Senior Chinese feel the pinch in US
Updated: 2012-08-01 11:26
By Chen Jia in Stockton, California (China Daily)
Chinese-Americans play mahjong in a senior citizen's center in the northern California city of Stockton. [Photo/China Daily]
Early every morning, Chinese-American Ma Shunchang goes to Jene Wah, the biggest senior citizen's center for Chinese residents in the northern California city of Stockton. He reads a Chinese newspaper and plays poker or mahjong with other seniors before lunch.
But on this particular day, he is not in the mood to enjoy afternoon activities and hurries home early.
The 75-year-old senses the anger on the streets of Stockton, where crime, unemployment and suicide rates continue to climb in what is now the largest US city ever to file for bankruptcy protection.
In the past three years, the city has dealt with a total of $90 million in deficits partly by making drastic cuts in the police and fire departments, even as residents say they must deal with frequent break-ins and robberies, a climbing murder rate, homelessness and plummeting property values.
"In recent months, some robberies even took place during the daytime. Some of my Chinese friends were robbed of their gold necklaces on the street," said Esther Tse, executive director of the senior center, who moved to Stockton with her husband and daughter from Hong Kong about six years ago.
The government used to help pay for the lunches of about 1,500 people who came to the senior center every month, and every senior needed to pay just $1.75, she said.
Now the number of seniors coming has decreased to about 600, and the government has reduced the center's budget, she said.
While bankruptcy may embarrass a city and make it less attractive to businesses and investors, Stockton officials believe it might be a quick way to a return to better fiscal health, and force bondholders, creditors and unions to sit down and negotiate changes.
"We can't reduce our services anymore, and we cannot reduce police and firefighters and services like that, so we were forced to file for bankruptcy" on June 28, Connie Cochran, the city's public information officer, told China Daily at Stockton City Hall.

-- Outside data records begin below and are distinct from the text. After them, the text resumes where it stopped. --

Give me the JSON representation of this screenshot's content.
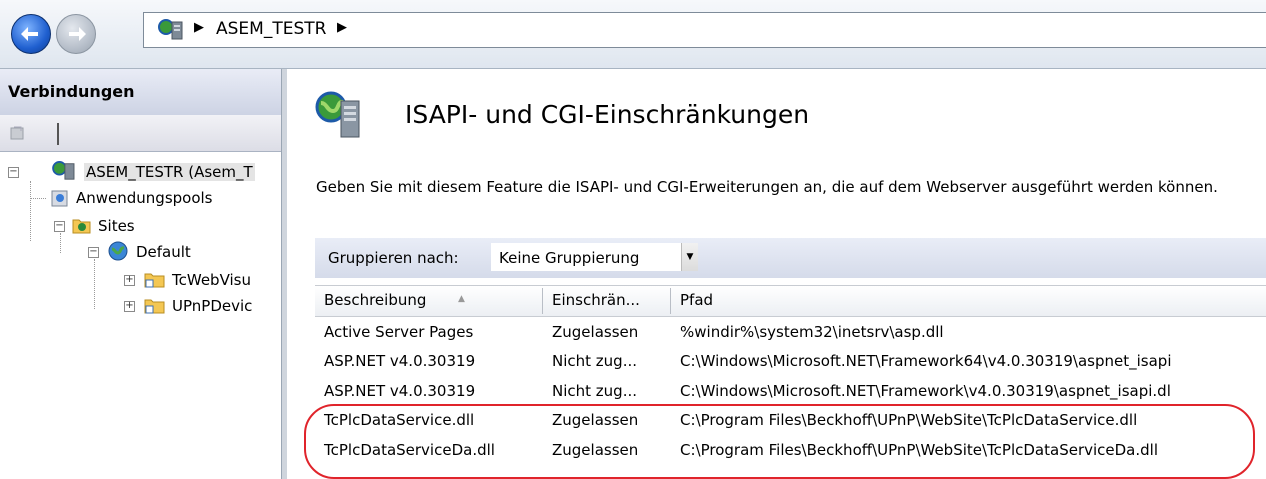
{
  "navbar": {
    "address_path": "ASEM_TESTR",
    "separator": "▶"
  },
  "left_pane": {
    "title": "Verbindungen",
    "tree": {
      "server": "ASEM_TESTR (Asem_T",
      "app_pools": "Anwendungspools",
      "sites": "Sites",
      "default": "Default",
      "child1": "TcWebVisu",
      "child2": "UPnPDevic"
    }
  },
  "content": {
    "title": "ISAPI- und CGI-Einschränkungen",
    "description": "Geben Sie mit diesem Feature die ISAPI- und CGI-Erweiterungen an, die auf dem Webserver ausgeführt werden können.",
    "group_label": "Gruppieren nach:",
    "group_value": "Keine Gruppierung",
    "columns": [
      "Beschreibung",
      "Einschrän...",
      "Pfad"
    ],
    "rows": [
      [
        "Active Server Pages",
        "Zugelassen",
        "%windir%\\system32\\inetsrv\\asp.dll"
      ],
      [
        "ASP.NET v4.0.30319",
        "Nicht zug...",
        "C:\\Windows\\Microsoft.NET\\Framework64\\v4.0.30319\\aspnet_isapi"
      ],
      [
        "ASP.NET v4.0.30319",
        "Nicht zug...",
        "C:\\Windows\\Microsoft.NET\\Framework\\v4.0.30319\\aspnet_isapi.dl"
      ],
      [
        "TcPlcDataService.dll",
        "Zugelassen",
        "C:\\Program Files\\Beckhoff\\UPnP\\WebSite\\TcPlcDataService.dll"
      ],
      [
        "TcPlcDataServiceDa.dll",
        "Zugelassen",
        "C:\\Program Files\\Beckhoff\\UPnP\\WebSite\\TcPlcDataServiceDa.dll"
      ]
    ]
  },
  "colors": {
    "highlight": "#e0242b",
    "nav_back": "#1f5fcf"
  }
}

"We have been working with our largest creditors and our bond companies. We will be working with (the US) Bankruptcy Court to negotiate the debt we have and to recover from this," she said. "It might take a few years."
She said the budget crisis is related to the city's general fund, whose expenses include police, fire protection and administrative functions. The general fund gets its money in part from local and sales taxes.
While residents can see the increase in violent crime, discontinued recreation programs and reduced library hours, Stockton still offers services such as water and road construction. Those funds are not part of the city's financial woes because government cannot use that money to solve its general fund problems, Cochran said.
"When we have fewer services, it is difficult for our citizens. Government bankruptcy can protect the services we provide and not have to reduce the money further," Cochran said.
She said the city still offers businesses a good location, with its freeways, waterways and ports. "The challenge we are facing right now is when people and business come, they want a quality of life for their employees," Cochran said.
John Reynolds, executive director of Stockton Shelter for the Homeless, said that of the 1,123 people who have sought help in the shelter this year, only 28 were Asian-Americans.
According to registration data, 38 percent of the homeless in the shelter are Hispanic and 30 percent are black. "Asians account for only 1 percent, and most of them are Cambodians or Vietnamese," Reynolds said. "Chinese are not in our shelter."
The government bankruptcy filing hasn't affected Chinese-Americans' lives in the short term because they don't overspend on their credit cards, they save money and offset their small salary by living economically. But keeping a job has been the biggest concern for Chinese-Americans in Stockton.
Esther's husband used to have a job in the prison department in Sacramento, California's capital, but he was laid off two years ago. "Many government hourly jobs are lost as a way to keep more people employed, but everyone has lower pay because of the reduced hours," she said.
Zhang Qidong contributed to this story